Prompt: The entries shown next need to be written again word for word.

Records provided:

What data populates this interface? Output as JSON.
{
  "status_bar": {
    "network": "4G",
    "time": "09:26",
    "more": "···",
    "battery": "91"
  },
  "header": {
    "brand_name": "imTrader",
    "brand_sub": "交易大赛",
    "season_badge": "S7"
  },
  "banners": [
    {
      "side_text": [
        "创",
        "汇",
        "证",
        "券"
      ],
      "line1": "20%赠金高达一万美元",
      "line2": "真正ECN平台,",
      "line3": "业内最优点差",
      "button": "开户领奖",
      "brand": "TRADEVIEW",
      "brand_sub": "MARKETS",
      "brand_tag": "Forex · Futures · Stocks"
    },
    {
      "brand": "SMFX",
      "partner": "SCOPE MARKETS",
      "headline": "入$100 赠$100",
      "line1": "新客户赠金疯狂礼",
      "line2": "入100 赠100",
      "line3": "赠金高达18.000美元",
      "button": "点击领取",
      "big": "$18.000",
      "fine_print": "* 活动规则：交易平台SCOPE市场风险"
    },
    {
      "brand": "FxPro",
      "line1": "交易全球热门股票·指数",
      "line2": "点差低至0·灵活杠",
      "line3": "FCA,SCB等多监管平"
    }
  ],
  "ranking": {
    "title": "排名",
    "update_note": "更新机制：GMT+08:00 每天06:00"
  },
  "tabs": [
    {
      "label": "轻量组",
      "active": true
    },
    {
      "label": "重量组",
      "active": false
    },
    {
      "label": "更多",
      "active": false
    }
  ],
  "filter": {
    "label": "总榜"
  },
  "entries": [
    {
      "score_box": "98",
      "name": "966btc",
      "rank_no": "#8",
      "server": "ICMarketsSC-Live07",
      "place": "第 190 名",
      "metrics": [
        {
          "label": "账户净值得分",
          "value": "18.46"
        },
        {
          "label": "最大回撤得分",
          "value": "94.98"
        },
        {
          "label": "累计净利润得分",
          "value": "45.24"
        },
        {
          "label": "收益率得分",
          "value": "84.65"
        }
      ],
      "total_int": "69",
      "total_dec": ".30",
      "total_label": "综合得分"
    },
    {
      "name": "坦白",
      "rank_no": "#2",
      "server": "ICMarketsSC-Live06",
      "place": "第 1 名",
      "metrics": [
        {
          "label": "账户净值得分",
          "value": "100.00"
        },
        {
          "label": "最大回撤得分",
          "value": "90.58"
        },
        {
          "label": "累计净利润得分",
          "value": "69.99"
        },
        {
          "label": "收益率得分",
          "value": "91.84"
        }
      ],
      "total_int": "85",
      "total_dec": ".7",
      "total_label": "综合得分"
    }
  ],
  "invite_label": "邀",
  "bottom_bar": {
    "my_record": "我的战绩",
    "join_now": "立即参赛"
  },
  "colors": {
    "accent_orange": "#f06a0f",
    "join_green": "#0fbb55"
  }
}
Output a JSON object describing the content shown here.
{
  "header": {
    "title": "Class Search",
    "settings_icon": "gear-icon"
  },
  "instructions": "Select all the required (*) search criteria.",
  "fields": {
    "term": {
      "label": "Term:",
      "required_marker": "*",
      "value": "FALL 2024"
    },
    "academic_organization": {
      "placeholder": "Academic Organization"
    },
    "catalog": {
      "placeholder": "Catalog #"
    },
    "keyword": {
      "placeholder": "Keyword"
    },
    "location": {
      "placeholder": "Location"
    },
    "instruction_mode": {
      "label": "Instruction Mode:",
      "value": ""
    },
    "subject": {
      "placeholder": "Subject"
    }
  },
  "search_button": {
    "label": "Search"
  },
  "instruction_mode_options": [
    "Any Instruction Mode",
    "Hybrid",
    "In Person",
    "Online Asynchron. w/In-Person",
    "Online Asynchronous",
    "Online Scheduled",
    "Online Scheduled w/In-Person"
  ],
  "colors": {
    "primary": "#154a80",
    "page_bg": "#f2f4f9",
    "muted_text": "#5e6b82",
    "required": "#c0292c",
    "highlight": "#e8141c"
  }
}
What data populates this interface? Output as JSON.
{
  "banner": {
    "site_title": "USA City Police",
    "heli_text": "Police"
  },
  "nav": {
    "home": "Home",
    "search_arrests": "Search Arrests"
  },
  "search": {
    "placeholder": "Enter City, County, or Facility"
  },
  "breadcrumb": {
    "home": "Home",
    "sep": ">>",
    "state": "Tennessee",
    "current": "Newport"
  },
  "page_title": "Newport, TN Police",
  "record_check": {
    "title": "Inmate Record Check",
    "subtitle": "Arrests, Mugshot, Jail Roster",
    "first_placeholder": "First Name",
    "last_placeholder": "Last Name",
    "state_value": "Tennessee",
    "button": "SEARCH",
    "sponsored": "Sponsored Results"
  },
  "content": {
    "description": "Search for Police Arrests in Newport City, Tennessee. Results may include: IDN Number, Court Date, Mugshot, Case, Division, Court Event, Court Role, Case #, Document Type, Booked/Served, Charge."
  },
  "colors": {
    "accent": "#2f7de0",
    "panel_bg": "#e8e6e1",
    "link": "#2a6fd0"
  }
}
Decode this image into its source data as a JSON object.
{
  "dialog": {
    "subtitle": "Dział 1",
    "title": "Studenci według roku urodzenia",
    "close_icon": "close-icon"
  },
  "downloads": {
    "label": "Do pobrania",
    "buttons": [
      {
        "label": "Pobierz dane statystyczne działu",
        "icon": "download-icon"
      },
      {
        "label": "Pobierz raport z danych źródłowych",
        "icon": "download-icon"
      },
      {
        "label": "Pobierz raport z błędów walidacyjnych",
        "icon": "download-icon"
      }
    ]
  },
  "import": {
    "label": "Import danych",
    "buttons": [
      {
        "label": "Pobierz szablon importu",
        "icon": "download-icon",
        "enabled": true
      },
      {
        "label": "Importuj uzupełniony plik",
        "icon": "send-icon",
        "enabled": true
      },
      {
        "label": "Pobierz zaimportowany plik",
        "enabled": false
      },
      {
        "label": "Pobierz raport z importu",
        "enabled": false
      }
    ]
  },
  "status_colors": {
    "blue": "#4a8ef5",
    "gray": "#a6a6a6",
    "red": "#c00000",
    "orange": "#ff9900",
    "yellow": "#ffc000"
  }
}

Worked solution:
What data populates this interface? Output as JSON.
{
  "status_bar": {
    "network": "4G",
    "time": "09:26",
    "more": "···",
    "battery": "91"
  },
  "header": {
    "brand_name": "imTrader",
    "brand_sub": "交易大赛",
    "season_badge": "S7"
  },
  "banners": [
    {
      "side_text": [
        "创",
        "汇",
        "证",
        "券"
      ],
      "line1": "20%赠金高达一万美元",
      "line2": "真正ECN平台,",
      "line3": "业内最优点差",
      "button": "开户领奖",
      "brand": "TRADEVIEW",
      "brand_sub": "MARKETS",
      "brand_tag": "Forex · Futures · Stocks"
    },
    {
      "brand": "SMFX",
      "partner": "SCOPE MARKETS",
      "headline": "入$100 赠$100",
      "line1": "新客户赠金疯狂礼",
      "line2": "入100 赠100",
      "line3": "赠金高达18.000美元",
      "button": "点击领取",
      "big": "$18.000",
      "fine_print": "* 活动规则：交易平台SCOPE市场风险"
    },
    {
      "brand": "FxPro",
      "line1": "交易全球热门股票·指数",
      "line2": "点差低至0·灵活杠",
      "line3": "FCA,SCB等多监管平"
    }
  ],
  "ranking": {
    "title": "排名",
    "update_note": "更新机制：GMT+08:00 每天06:00"
  },
  "tabs": [
    {
      "label": "轻量组",
      "active": true
    },
    {
      "label": "重量组",
      "active": false
    },
    {
      "label": "更多",
      "active": false
    }
  ],
  "filter": {
    "label": "总榜"
  },
  "entries": [
    {
      "score_box": "98",
      "name": "966btc",
      "rank_no": "#8",
      "server": "ICMarketsSC-Live07",
      "place": "第 190 名",
      "metrics": [
        {
          "label": "账户净值得分",
          "value": "18.46"
        },
        {
          "label": "最大回撤得分",
          "value": "94.98"
        },
        {
          "label": "累计净利润得分",
          "value": "45.24"
        },
        {
          "label": "收益率得分",
          "value": "84.65"
        }
      ],
      "total_int": "69",
      "total_dec": ".30",
      "total_label": "综合得分"
    },
    {
      "name": "坦白",
      "rank_no": "#2",
      "server": "ICMarketsSC-Live06",
      "place": "第 1 名",
      "metrics": [
        {
          "label": "账户净值得分",
          "value": "100.00"
        },
        {
          "label": "最大回撤得分",
          "value": "90.58"
        },
        {
          "label": "累计净利润得分",
          "value": "69.99"
        },
        {
          "label": "收益率得分",
          "value": "91.84"
        }
      ],
      "total_int": "85",
      "total_dec": ".7",
      "total_label": "综合得分"
    }
  ],
  "invite_label": "邀",
  "bottom_bar": {
    "my_record": "我的战绩",
    "join_now": "立即参赛"
  },
  "colors": {
    "accent_orange": "#f06a0f",
    "join_green": "#0fbb55"
  }
}
Output a JSON object describing the content shown here.
{
  "header": {
    "title": "Class Search",
    "settings_icon": "gear-icon"
  },
  "instructions": "Select all the required (*) search criteria.",
  "fields": {
    "term": {
      "label": "Term:",
      "required_marker": "*",
      "value": "FALL 2024"
    },
    "academic_organization": {
      "placeholder": "Academic Organization"
    },
    "catalog": {
      "placeholder": "Catalog #"
    },
    "keyword": {
      "placeholder": "Keyword"
    },
    "location": {
      "placeholder": "Location"
    },
    "instruction_mode": {
      "label": "Instruction Mode:",
      "value": ""
    },
    "subject": {
      "placeholder": "Subject"
    }
  },
  "search_button": {
    "label": "Search"
  },
  "instruction_mode_options": [
    "Any Instruction Mode",
    "Hybrid",
    "In Person",
    "Online Asynchron. w/In-Person",
    "Online Asynchronous",
    "Online Scheduled",
    "Online Scheduled w/In-Person"
  ],
  "colors": {
    "primary": "#154a80",
    "page_bg": "#f2f4f9",
    "muted_text": "#5e6b82",
    "required": "#c0292c",
    "highlight": "#e8141c"
  }
}
What data populates this interface? Output as JSON.
{
  "banner": {
    "site_title": "USA City Police",
    "heli_text": "Police"
  },
  "nav": {
    "home": "Home",
    "search_arrests": "Search Arrests"
  },
  "search": {
    "placeholder": "Enter City, County, or Facility"
  },
  "breadcrumb": {
    "home": "Home",
    "sep": ">>",
    "state": "Tennessee",
    "current": "Newport"
  },
  "page_title": "Newport, TN Police",
  "record_check": {
    "title": "Inmate Record Check",
    "subtitle": "Arrests, Mugshot, Jail Roster",
    "first_placeholder": "First Name",
    "last_placeholder": "Last Name",
    "state_value": "Tennessee",
    "button": "SEARCH",
    "sponsored": "Sponsored Results"
  },
  "content": {
    "description": "Search for Police Arrests in Newport City, Tennessee. Results may include: IDN Number, Court Date, Mugshot, Case, Division, Court Event, Court Role, Case #, Document Type, Booked/Served, Charge."
  },
  "colors": {
    "accent": "#2f7de0",
    "panel_bg": "#e8e6e1",
    "link": "#2a6fd0"
  }
}
Decode this image into its source data as a JSON object.
{
  "dialog": {
    "subtitle": "Dział 1",
    "title": "Studenci według roku urodzenia",
    "close_icon": "close-icon"
  },
  "downloads": {
    "label": "Do pobrania",
    "buttons": [
      {
        "label": "Pobierz dane statystyczne działu",
        "icon": "download-icon"
      },
      {
        "label": "Pobierz raport z danych źródłowych",
        "icon": "download-icon"
      },
      {
        "label": "Pobierz raport z błędów walidacyjnych",
        "icon": "download-icon"
      }
    ]
  },
  "import": {
    "label": "Import danych",
    "buttons": [
      {
        "label": "Pobierz szablon importu",
        "icon": "download-icon",
        "enabled": true
      },
      {
        "label": "Importuj uzupełniony plik",
        "icon": "send-icon",
        "enabled": true
      },
      {
        "label": "Pobierz zaimportowany plik",
        "enabled": false
      },
      {
        "label": "Pobierz raport z importu",
        "enabled": false
      }
    ]
  },
  "status_colors": {
    "blue": "#4a8ef5",
    "gray": "#a6a6a6",
    "red": "#c00000",
    "orange": "#ff9900",
    "yellow": "#ffc000"
  }
}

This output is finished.